The following Example illustrates the preparation of a Schiffs' base of formula VII:

EXAMPLE A Preparation of p-[(p-ethylbenzyliden)amino]benzonitrile

A mixture of 5.9 g. of p-aminobenzonitrile and 6.7 g. of p-ethylbenzaldehyde is gassed with nitrogen in 100 ml. of benzene after the addition of 150 mg. of p-toluenesulfonic acid and the mixture is heated at reflux for 1 hour (bath temperature 120C.). The water formed is removed by means of a water separator. During an additional hours, the benzene which condensed in the reflux condenser is led back into the reaction vessel via a layer of 50 g. of aluminum oxide (activity I). After cooling, 2 g. of solid potassium carbonate are added. Then, the mixture is filtered and the filtrate freed from a solvent under vacuum at 50C. (bath temperature), whereby there remains 11.5 g. of a yellow oil which crystallizes upon cooling. Purification is carried out by several recrystallizations from isopropanol to a constant melting point and until by-products can no longer be observed by gas chromatogram. The pure p-[(p-ethylbenzliden)-amino]benzonitrile melts at 76.2-77.0C. and is liquid crystalline upon cooling to 63.0-59.7C.; U.V. (ethanol); ε277 = 25800 (shoulder at 316 nm). The nuclear magnetic resonance, mass spectrum, infrared and microanalysis confirm the structure of the product.

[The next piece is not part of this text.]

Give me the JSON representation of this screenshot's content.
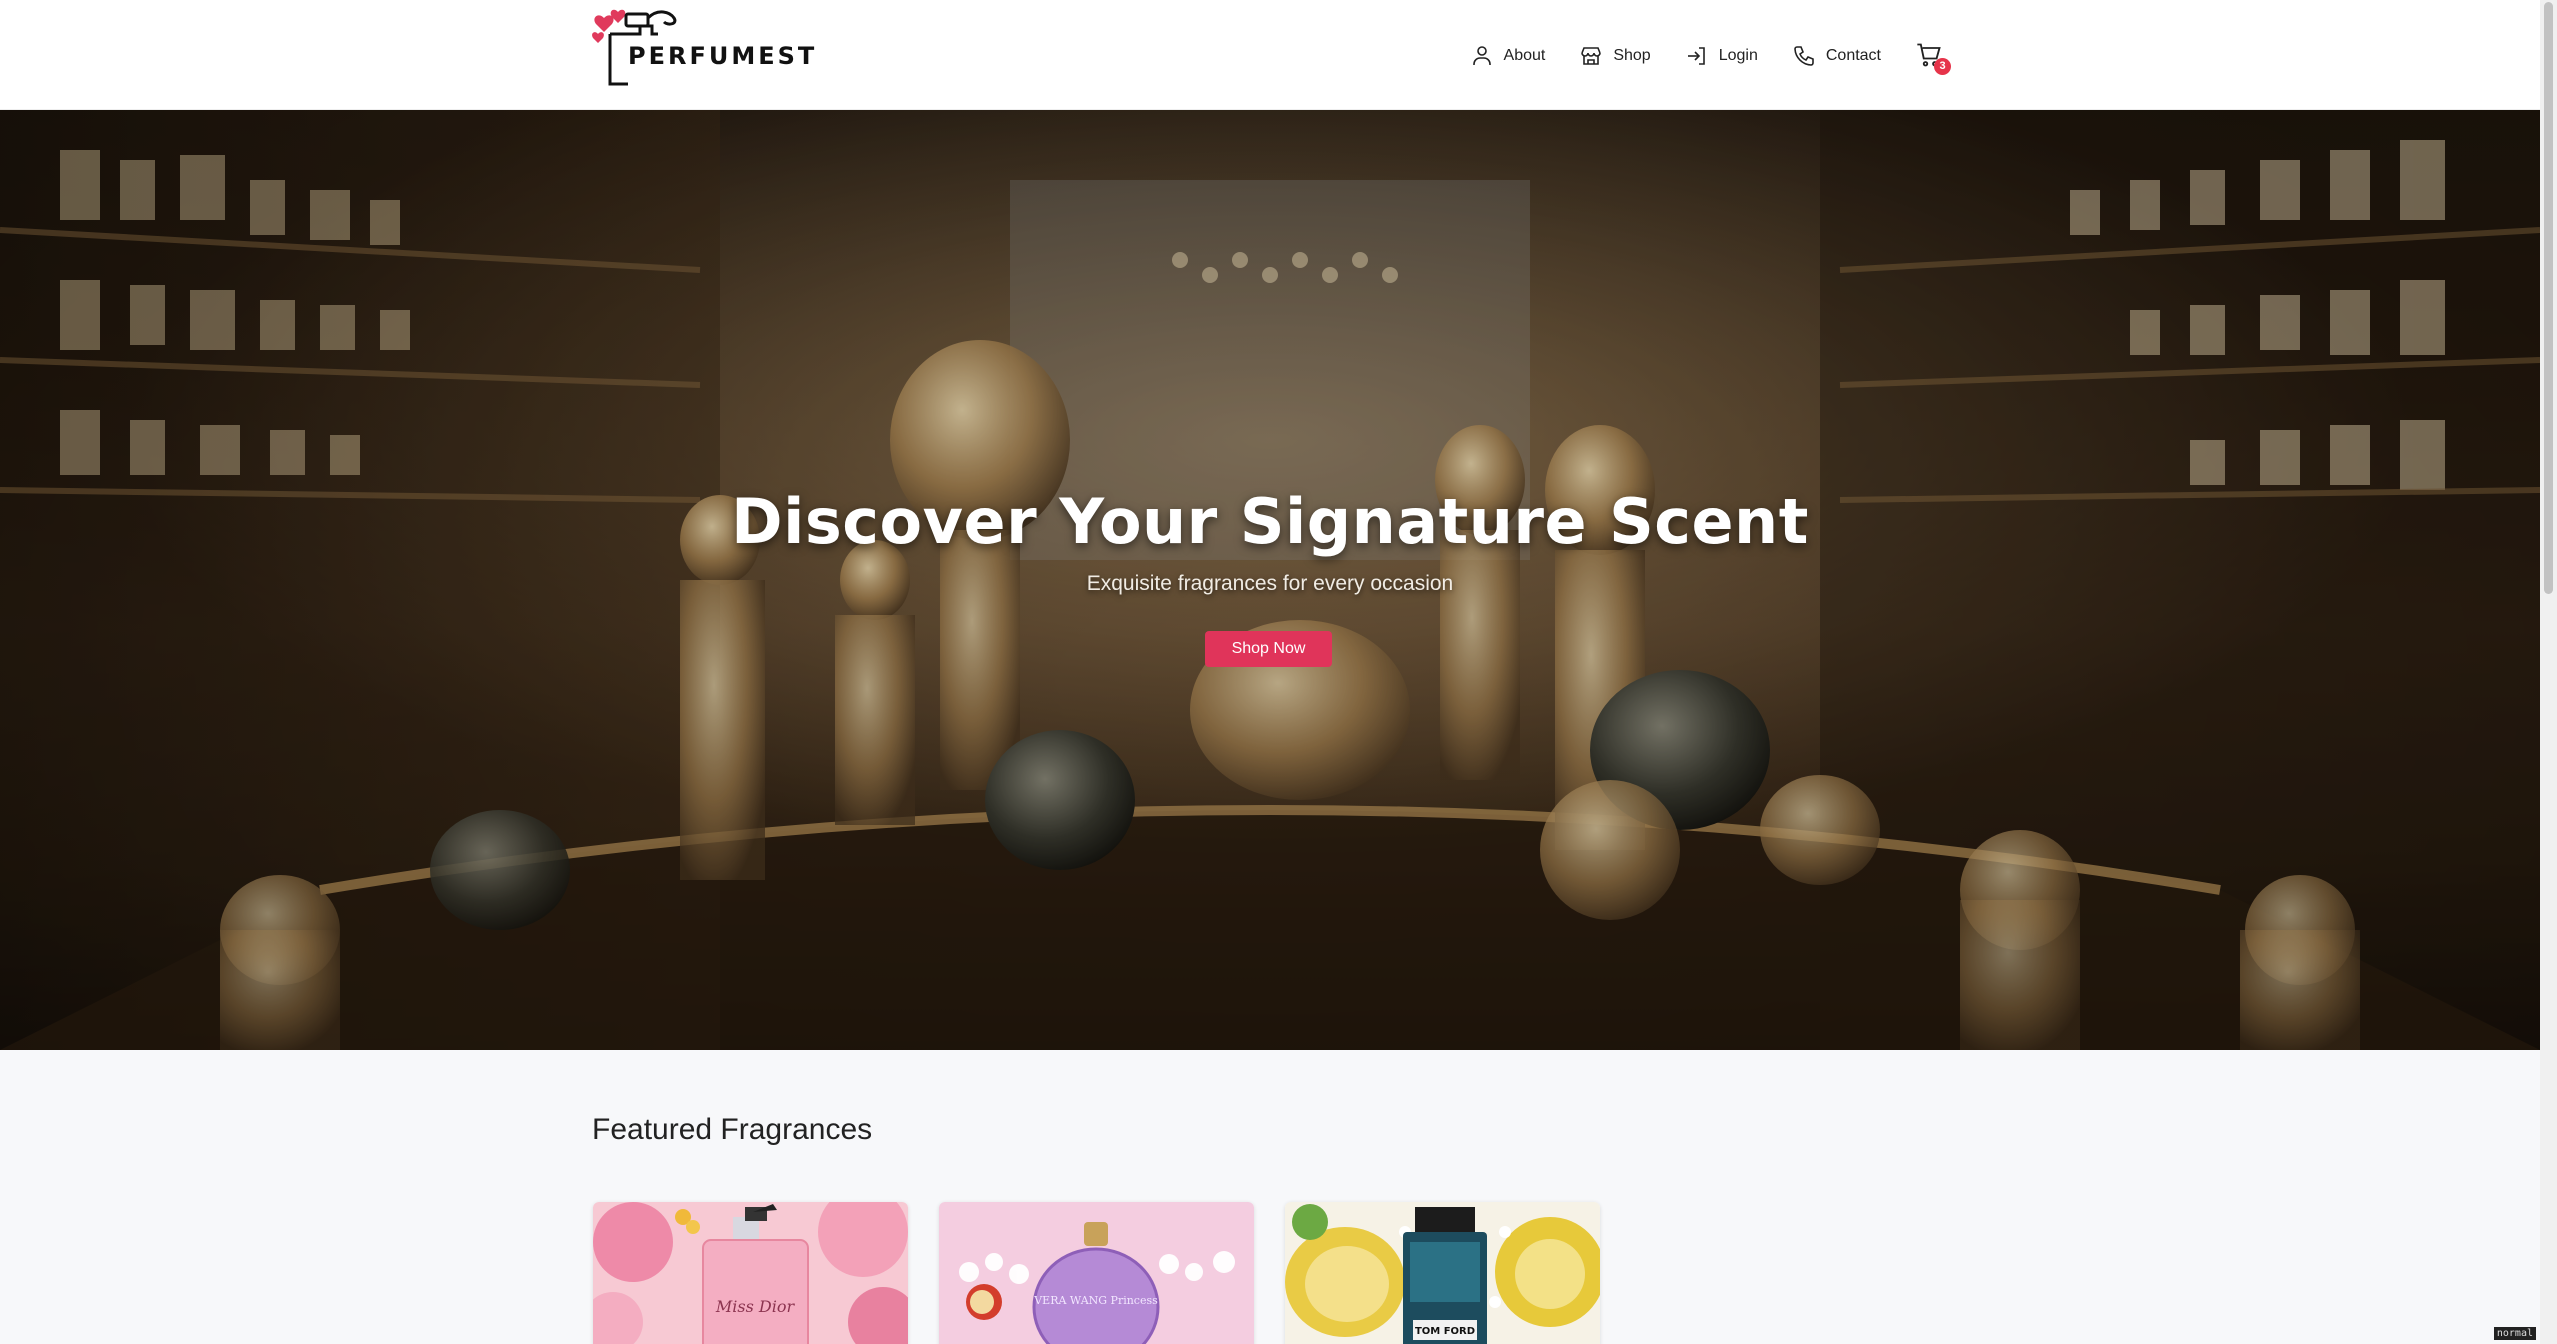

Patent Citations
Cited PatentFiling datePublication dateApplicantTitle
US3795436 *Jul 11, 1972Mar 5, 1974Hoffmann La RocheNematogenic material which exhibit the kerr effect at isotropic temperatures
Referenced by
Citing PatentFiling datePublication dateApplicantTitle
US3997242 *Aug 18, 1975Dec 14, 1976Hoffmann-La Roche Inc.Electro-optical cell containing dielectric isonitriles
US4043935 *Jul 3, 1974Aug 23, 1977Kabushiki Kaisha Suwa SeikoshaLiquid crystal composition having high dielectric anisotropy and display device incorporating same
US4046708 *Nov 25, 1974Sep 6, 1977Thomson-CsfMixture of nematic liquid crystals exhibiting a positive dielectric anisotropy and a wide temperature range
US4048089 *Jul 6, 1976Sep 13, 1977Dainippon Ink & Chemicals, Inc.4-valeryloxy or caproyloxy-4'-cyanobiphenyl, 4'-cyanophenyl-4-alkylbenzoate
US4058478 *Aug 20, 1975Nov 15, 1977Hoffmann-La Roche Inc.P-alkylbenzoic acid p'-cyanophenyl ester
EP0037902A1 *Mar 10, 1981Oct 21, 1981Kabushiki Kaisha ToshibaLiquid crystal display element
Classifications
U.S. Classification252/299.01
International ClassificationG02F1/13, C09K19/00, C09K19/20
Cooperative ClassificationC09K2019/2035, C09K19/2007, C07C255/00
European ClassificationC07C255/00, C09K19/20A